On a positive note, I recently returned from my first visit to Philadelphia, Pennsylvania. Because the people who write and produce the news would have us believe that every city in America burns with race hatred and “gun violence,” I want to report that my experience was completely the opposite.
No riots in the streets, no burning cars, no masked Marxists throwing brat-fits and screaming in my face. The people I met and talked with were uniformly courteous, proud of their city, and helpful — regardless of their race. I could have been imagining it, but the black people I talked with seemed to be going out of their way to telegraph, “I do not hate white people.”
Philadelphia is almost a pilgrimage destination. If Americans had holy relics, we would find them in Philadelphia. The Liberty Bell; Independence Hall; Founder “Ben Franklin” reminders everywhere. We saw General George Washington’s Continental Army headquarters tent. Not a reproduction: the actual tent in which Washington planned, slept, prayed and agonized over the eight-year war for independence. Seriously. Washington’s War Tent, on display at the new Museum of the American Revolution.
The National Park Service rangers who guided the tours through the buildings that comprise the Independence Hall site were witty, sharp, informed, objective, and skilled at their jobs — which they obviously loved. Again — the black man about my age who explained the significance of the adjacent Congress Hall conveyed only a reverence for America to the largely-white audience he spoke with.
The city is a pleasant, vibrant place to stay for a few days. There is so much to see downtown, so much to contemplate, and so many fine restaurants to sample. Never did I perceive any threat from crime; never did I feel in danger. The Uber drivers were happy to be in America, in Philadelphia, and self-employed.
A more extended trip would get you to so many fascinating places to see, such as Gettysburg and Valley Forge. Thirty miles up the Delaware River is where General Washington crossed in the middle of the night to raid Trenton’s barracks. I’m going back, and the itinerary will be long.
But, my main point this morning is that the country is still full of “ordinary Americans” of all kinds. They do not go out every day hating America, hating anyone of a different skin tone, or hating at all. If we begin to doubt that America is still a place of good will among ordinary people, Philadelphia is a good place to visit for some perspective. The tower at City Hall underneath the statue of Ben Franklin is a good place to start.
The city exudes the question: Can a people, having liberated themselves, hold together a government formed by the people — or will it collapse in anarchy and bankruptcy leaving the people to beg for the return of their monarch or a worse committee tyrants?

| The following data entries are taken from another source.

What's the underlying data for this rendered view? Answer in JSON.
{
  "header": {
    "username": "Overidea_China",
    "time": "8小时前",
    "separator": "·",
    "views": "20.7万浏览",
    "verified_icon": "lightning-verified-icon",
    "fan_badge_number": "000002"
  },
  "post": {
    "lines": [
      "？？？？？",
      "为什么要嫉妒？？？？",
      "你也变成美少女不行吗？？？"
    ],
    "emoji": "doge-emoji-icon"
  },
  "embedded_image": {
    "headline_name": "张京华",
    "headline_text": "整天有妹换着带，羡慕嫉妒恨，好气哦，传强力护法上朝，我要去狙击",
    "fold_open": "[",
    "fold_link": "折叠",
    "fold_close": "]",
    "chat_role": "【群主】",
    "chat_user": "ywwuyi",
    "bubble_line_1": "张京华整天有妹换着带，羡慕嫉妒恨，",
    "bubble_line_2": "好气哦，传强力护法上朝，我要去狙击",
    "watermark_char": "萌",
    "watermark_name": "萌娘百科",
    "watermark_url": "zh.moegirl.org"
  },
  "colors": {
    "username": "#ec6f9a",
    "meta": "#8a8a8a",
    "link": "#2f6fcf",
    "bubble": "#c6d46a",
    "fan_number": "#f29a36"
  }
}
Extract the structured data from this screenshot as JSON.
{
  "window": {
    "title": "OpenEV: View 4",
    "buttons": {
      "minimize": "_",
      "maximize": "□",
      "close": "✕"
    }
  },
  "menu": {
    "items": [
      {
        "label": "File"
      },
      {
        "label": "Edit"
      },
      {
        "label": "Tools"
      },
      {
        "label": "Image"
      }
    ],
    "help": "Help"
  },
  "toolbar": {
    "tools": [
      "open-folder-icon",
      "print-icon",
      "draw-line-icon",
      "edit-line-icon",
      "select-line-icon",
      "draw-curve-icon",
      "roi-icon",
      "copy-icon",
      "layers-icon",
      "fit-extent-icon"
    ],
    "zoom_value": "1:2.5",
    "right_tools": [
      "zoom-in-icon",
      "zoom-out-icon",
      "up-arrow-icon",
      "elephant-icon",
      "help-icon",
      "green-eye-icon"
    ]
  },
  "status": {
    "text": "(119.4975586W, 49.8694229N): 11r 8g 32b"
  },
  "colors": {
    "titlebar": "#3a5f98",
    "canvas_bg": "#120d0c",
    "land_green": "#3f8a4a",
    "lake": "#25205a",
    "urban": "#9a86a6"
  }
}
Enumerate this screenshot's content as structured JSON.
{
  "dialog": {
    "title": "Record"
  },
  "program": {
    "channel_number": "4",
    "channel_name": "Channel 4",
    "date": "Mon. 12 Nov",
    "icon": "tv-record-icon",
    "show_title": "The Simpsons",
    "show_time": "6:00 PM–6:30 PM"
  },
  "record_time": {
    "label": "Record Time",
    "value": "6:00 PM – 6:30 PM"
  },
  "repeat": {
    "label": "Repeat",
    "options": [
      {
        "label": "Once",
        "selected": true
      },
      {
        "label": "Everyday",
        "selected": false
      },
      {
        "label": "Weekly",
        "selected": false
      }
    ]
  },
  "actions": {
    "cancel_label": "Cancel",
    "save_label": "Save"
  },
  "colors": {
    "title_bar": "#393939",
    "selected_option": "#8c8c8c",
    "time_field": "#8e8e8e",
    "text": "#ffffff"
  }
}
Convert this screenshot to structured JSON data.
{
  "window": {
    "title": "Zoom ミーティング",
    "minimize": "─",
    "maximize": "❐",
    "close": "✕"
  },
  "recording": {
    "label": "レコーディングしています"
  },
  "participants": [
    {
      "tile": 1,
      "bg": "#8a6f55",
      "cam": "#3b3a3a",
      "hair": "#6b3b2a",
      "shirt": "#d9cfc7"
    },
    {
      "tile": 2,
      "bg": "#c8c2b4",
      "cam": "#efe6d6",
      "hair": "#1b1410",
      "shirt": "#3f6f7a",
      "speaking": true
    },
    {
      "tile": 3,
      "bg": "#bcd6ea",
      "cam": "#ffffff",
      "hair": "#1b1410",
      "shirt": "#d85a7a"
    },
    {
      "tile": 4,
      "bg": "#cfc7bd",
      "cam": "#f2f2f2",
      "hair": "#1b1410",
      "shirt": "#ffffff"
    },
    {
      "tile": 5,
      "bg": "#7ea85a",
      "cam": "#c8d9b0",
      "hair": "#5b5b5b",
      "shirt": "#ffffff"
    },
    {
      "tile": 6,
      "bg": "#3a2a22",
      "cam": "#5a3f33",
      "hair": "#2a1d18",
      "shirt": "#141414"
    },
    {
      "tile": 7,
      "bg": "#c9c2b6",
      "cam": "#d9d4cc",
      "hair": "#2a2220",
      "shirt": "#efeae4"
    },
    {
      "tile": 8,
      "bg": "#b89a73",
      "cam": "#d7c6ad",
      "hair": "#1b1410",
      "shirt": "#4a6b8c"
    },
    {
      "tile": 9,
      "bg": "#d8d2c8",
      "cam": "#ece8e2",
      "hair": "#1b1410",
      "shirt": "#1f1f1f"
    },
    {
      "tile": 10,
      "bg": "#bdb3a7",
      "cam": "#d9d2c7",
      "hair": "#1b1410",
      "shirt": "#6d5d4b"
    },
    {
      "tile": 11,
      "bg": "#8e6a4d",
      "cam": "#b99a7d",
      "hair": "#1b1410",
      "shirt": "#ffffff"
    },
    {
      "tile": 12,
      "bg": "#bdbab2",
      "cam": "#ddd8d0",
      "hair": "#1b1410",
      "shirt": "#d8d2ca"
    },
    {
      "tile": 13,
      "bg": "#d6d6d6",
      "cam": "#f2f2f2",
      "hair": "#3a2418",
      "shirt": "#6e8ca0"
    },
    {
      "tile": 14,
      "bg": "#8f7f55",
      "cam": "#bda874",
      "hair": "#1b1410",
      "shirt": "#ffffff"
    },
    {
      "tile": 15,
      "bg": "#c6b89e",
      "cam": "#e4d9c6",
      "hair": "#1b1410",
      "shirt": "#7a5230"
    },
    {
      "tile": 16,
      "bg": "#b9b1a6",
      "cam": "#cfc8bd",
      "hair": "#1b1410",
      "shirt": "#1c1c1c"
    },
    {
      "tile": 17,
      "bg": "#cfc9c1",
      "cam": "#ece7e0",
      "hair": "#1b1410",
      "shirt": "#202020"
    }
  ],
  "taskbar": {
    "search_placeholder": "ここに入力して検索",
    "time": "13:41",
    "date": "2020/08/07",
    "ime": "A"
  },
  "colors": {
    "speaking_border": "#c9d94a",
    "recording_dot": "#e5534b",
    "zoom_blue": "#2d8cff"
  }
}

The answer exuding from Philadelphia during these troubled times is, “Just as it was with the Founders and early Americans, whether we can pull off this experiment in limited self-government remains to be seen, but what a thrill is “the shot heard round the world!” After that shot, there was no going back, and Philadelphia was the place the Founders gathered to take the next liberating steps. We all continue in their steps, and the outcome is uncertain.
Broad spread race-hatred and take-a-knee anti-Americanism spewed by the Left constantly are lies. Philadelphia and its people graciously reminded me of the truth.
Wish I had visited years ago.